#### ABOUT THIS EXERCISE
Every line with the string "JSON" in it belongs in your answer, so copy them all from the data.

#### EXERCISE MATERIALS
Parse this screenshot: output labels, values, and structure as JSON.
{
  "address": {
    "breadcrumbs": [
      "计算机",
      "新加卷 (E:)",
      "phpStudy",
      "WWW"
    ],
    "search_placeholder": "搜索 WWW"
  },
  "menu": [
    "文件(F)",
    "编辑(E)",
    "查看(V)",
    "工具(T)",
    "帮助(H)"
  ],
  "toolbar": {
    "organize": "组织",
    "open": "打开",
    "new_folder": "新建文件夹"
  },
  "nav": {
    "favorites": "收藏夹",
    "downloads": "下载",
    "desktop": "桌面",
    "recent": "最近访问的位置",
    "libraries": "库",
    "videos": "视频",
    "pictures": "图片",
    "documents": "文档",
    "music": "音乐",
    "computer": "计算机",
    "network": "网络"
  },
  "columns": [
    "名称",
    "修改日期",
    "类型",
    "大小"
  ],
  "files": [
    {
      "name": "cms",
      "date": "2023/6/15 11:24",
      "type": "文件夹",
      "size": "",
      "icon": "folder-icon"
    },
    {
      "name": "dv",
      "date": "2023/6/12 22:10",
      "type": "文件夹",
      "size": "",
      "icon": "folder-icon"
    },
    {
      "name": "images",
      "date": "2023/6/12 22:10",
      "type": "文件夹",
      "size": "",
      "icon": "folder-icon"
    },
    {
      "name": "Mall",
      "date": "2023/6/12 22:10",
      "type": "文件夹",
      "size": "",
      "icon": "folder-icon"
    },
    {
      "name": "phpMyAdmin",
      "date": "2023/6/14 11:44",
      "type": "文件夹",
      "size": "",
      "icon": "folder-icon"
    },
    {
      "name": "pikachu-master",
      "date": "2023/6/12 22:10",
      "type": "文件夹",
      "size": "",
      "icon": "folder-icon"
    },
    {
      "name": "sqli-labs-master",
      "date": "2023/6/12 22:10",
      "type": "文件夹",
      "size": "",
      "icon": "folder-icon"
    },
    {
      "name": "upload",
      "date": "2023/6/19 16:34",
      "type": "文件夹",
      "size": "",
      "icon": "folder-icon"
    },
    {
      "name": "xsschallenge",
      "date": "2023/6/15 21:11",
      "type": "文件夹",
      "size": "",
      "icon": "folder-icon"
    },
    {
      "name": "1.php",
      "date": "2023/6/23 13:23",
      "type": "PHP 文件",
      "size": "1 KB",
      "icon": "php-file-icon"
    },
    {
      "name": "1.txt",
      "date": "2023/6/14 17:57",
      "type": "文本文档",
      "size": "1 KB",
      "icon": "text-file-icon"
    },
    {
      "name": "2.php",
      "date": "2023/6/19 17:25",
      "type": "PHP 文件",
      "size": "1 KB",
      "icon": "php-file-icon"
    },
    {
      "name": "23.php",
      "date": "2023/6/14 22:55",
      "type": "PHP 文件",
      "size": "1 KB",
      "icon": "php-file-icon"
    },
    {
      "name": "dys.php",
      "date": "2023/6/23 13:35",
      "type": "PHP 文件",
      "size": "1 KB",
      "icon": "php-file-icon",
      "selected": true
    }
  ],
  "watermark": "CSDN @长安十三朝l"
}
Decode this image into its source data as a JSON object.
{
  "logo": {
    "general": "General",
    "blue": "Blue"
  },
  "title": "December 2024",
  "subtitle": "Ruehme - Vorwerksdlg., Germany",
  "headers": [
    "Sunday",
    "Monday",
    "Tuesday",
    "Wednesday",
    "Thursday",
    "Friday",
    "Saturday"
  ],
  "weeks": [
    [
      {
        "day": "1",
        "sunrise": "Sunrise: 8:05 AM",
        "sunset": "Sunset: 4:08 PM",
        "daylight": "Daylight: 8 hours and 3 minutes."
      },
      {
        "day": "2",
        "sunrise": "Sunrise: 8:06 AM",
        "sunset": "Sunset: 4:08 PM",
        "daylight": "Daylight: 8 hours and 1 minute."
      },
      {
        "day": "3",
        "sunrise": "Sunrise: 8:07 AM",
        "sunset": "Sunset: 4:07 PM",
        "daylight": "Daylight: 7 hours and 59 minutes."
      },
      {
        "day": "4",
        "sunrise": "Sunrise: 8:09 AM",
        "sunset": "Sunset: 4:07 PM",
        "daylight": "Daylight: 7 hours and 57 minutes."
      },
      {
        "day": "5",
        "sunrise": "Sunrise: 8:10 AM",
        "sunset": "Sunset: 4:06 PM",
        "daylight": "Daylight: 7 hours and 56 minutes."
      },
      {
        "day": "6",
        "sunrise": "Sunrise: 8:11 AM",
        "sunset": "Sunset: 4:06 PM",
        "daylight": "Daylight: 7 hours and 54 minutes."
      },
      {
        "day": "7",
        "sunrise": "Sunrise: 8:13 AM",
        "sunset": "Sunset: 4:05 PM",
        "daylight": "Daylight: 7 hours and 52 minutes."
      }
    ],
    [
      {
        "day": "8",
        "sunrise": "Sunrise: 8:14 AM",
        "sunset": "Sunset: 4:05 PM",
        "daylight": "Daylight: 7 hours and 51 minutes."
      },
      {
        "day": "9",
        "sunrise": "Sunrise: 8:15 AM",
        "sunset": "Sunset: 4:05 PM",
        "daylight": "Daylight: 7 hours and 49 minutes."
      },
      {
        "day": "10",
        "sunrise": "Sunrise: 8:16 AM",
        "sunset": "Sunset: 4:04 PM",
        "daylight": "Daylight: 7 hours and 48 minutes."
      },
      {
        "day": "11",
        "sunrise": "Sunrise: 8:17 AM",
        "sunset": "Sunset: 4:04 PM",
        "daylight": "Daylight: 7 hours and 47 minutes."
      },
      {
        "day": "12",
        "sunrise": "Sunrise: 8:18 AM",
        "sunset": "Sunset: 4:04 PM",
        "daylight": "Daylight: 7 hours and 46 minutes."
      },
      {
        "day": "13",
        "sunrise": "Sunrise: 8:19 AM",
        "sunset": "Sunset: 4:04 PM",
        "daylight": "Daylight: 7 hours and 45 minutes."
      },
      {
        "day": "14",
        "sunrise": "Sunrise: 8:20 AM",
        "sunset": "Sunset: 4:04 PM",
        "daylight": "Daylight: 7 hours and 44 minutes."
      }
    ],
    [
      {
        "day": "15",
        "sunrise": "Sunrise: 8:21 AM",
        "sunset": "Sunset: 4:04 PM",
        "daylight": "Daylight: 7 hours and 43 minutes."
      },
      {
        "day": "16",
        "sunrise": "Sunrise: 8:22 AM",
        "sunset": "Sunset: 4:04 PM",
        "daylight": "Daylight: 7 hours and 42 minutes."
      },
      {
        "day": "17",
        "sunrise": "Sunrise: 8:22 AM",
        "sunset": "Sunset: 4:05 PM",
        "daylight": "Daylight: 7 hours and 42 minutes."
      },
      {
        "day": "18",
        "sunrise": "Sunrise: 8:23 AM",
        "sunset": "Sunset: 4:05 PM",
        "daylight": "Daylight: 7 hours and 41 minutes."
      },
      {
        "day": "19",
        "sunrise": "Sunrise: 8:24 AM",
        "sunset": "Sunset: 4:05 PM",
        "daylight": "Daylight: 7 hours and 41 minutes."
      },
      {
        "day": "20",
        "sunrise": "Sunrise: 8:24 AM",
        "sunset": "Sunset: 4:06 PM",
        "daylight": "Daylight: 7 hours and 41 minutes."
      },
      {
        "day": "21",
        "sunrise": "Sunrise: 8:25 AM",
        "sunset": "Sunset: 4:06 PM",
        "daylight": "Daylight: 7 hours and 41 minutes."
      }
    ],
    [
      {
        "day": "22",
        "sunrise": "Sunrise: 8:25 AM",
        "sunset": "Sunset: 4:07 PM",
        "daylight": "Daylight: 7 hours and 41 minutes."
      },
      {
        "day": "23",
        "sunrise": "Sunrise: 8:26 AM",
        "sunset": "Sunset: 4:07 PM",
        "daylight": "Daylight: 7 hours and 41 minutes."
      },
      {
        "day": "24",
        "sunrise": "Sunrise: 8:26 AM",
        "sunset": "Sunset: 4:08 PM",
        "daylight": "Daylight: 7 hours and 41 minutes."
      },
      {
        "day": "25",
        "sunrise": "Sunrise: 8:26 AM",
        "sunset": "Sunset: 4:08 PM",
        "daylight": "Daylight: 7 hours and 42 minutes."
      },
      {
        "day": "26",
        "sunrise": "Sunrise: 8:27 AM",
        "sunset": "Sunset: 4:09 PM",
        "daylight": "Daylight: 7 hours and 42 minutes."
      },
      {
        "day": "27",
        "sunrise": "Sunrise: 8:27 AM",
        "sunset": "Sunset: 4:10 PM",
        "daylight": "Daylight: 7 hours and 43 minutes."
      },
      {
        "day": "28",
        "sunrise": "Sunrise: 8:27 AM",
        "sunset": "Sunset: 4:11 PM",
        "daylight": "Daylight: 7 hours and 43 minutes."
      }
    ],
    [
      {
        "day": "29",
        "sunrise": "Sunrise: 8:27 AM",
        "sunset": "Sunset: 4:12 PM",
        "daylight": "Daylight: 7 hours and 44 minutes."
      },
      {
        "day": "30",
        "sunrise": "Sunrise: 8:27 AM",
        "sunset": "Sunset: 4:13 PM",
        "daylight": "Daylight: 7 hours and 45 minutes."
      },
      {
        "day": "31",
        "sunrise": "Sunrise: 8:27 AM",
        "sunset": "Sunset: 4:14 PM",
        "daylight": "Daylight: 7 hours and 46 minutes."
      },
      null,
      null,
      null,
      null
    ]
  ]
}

#### TASK SOLUTION
Parse this screenshot: output labels, values, and structure as JSON.
Decode this image into its source data as a JSON object.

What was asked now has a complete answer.